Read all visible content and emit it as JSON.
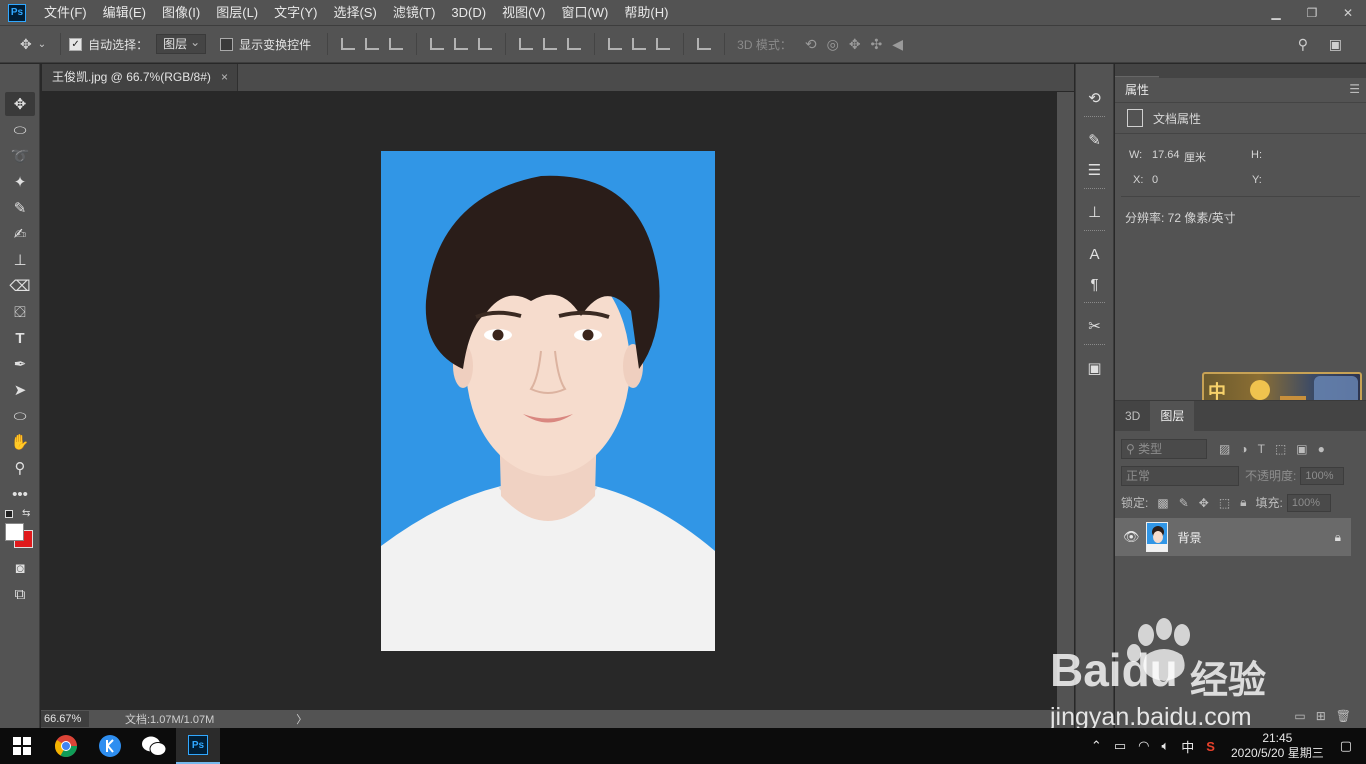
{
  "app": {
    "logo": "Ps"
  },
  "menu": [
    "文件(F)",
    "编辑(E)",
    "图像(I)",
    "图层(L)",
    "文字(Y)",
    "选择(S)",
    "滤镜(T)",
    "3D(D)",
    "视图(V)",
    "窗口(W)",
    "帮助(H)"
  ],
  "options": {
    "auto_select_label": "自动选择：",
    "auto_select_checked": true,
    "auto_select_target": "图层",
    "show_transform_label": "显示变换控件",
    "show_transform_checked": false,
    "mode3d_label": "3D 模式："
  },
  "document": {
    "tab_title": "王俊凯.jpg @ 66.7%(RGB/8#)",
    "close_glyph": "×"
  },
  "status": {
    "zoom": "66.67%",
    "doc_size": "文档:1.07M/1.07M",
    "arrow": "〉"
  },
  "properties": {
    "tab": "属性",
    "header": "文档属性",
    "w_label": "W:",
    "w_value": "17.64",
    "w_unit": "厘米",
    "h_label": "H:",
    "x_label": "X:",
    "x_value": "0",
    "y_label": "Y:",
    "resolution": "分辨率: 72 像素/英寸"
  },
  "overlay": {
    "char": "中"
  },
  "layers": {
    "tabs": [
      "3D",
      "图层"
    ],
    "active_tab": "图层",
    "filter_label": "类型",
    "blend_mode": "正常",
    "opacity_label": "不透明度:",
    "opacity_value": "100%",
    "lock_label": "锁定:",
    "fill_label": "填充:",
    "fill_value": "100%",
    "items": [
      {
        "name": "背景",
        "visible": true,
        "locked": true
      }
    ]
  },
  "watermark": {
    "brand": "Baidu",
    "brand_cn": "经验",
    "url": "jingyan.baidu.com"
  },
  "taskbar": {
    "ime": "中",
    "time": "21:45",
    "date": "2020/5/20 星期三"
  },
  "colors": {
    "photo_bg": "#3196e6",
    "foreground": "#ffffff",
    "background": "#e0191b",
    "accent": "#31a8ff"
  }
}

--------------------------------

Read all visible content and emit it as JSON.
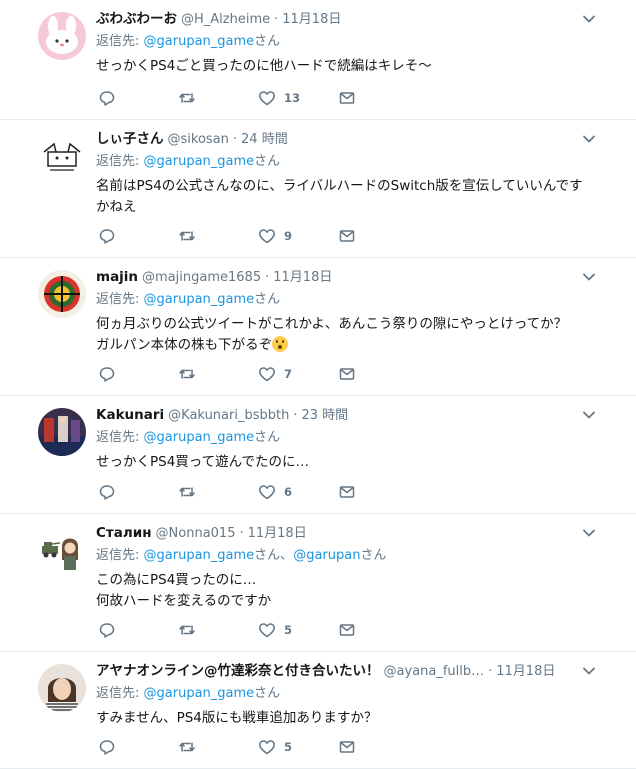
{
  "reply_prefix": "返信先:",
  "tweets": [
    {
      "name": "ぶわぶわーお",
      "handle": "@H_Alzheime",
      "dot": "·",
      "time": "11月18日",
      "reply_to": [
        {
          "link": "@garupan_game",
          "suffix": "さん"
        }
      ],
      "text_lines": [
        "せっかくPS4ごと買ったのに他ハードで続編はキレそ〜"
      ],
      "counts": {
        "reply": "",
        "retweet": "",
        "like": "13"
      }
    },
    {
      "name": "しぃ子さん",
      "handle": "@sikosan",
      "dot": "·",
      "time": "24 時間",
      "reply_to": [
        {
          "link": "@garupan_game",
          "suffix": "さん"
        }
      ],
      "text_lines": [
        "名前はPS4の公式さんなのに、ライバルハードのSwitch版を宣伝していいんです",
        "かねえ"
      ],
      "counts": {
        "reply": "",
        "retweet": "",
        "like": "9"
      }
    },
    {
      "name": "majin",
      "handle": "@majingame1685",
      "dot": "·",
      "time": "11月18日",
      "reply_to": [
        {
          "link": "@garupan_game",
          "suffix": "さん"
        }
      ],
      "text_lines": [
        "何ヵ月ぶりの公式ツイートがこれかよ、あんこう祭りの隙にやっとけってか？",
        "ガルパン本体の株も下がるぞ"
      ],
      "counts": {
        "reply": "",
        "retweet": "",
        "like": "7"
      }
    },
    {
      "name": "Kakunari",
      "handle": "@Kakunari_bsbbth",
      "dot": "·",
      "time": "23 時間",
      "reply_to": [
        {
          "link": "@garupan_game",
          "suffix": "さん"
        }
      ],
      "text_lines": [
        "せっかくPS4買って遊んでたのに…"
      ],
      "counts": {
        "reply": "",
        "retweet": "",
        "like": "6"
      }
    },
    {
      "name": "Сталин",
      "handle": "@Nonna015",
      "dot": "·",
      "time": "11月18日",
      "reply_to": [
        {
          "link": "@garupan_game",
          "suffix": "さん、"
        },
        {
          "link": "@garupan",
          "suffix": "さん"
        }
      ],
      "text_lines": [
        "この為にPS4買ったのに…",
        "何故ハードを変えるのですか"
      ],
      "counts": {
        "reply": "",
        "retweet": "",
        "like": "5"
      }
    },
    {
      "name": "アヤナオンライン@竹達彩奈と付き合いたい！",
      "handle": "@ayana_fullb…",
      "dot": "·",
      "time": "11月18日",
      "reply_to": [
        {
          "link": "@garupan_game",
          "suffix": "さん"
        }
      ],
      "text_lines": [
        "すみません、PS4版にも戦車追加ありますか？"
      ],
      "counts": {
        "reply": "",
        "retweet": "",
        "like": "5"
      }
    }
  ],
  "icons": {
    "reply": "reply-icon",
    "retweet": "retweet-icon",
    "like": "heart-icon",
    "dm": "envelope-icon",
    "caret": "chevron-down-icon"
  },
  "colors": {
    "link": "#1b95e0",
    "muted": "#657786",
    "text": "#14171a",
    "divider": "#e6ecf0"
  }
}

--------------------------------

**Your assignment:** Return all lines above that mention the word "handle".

**Your solution:**
      "handle": "@H_Alzheime",
      "handle": "@sikosan",
      "handle": "@majingame1685",
      "handle": "@Kakunari_bsbbth",
      "handle": "@Nonna015",
      "handle": "@ayana_fullb…",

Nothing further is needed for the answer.